As we described in our last post, a new report by the Bike League questions the continued usefulness of the term “invisible cyclist.” Adonia Lugo, one of the report’s authors and Equity Initiative Manager for the League of American Bicyclists, has organized a webinar on “Equitable Bike Advocacy and the ‘Invisible Cyclist'” to explore a range of questions around bike advocacy the “invisible cyclist.”

Steve Zavestoski will be part of the discussion and will live tweet the webinar from @invisiblcyclist. A description of the event, scheduled for Oct. 31 at 10am PDT, follows.

From the Bike League:
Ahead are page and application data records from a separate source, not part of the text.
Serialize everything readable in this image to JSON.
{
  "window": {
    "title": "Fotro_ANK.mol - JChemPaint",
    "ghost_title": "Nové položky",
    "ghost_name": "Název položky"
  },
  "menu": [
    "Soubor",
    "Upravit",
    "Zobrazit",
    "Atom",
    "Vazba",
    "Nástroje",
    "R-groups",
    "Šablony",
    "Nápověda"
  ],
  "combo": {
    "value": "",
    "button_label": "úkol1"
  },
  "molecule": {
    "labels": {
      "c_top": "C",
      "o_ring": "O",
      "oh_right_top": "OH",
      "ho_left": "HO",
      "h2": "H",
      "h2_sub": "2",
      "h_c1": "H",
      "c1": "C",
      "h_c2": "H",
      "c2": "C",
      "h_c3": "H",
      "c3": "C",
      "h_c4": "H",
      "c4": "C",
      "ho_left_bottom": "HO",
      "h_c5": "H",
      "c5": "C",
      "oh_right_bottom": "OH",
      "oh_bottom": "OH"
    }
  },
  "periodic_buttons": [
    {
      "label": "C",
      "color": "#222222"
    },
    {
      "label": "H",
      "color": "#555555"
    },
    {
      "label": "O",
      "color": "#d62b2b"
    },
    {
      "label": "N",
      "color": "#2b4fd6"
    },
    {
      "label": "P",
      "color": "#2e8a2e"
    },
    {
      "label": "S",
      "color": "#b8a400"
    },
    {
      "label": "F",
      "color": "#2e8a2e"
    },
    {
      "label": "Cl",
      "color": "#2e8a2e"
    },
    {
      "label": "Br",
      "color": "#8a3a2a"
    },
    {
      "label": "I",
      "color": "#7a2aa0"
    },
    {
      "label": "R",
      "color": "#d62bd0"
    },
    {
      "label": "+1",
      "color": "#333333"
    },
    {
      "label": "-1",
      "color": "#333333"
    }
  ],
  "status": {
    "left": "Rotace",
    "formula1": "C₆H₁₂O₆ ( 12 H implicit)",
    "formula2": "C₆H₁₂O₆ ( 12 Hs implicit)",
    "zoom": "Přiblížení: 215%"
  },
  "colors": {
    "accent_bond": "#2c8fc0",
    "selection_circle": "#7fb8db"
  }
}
In our recent report on “The New Movement: Bike Equity Today”, we shared interviews with many people around the U.S. who see the bicycle as a community empowerment tool. We also questioned the term “invisible cyclist,” which many bike advocates use as a way to refer to people of color who use bikes but do not participate in advocacy. Does this term make the efforts of today’s bike advocates who are people of color harder to see? Join us for a discussion with Professor Stephen Zavestoski of the University of San Francisco, the co-editor of the new book Incomplete Streets, Do Lee of Biking Public Project in New York City, and Najah Shakir of Boston Bikes as we explore what invisibility means for bike users and bike advocates.

Register here

Invisible cyclist: Has the term reached the end of its usefulness?

The Bike League’s new report, The New Movement: Bike Equity Today (PDF) asks an important question about terms like “invisible riders” and “invisible cyclists”:

Have the terms distracted us from the vital importance of making every person who rides a bike visible?  Continue reading

Invisible Cyclist Rides Again

It’s been well over a year since Julian and I conceived of and launched The Invisible Cyclist. And while our inaugural post, Origins of “The Invisible Cyclist” Blog, generated quite a bit of interest, the weeks and then months slipped away without another peep from us…until now.

Part of the reason for the silence is that we realized much of what we had hoped to achieve with The Invisible Cyclist–stimulating dialogue around the roles of the bicycle and burgeoning bicycle cultures and advocacy movements in remaking cities and their transportation systems to be just, equitable and sustainable–was already happening. Continue reading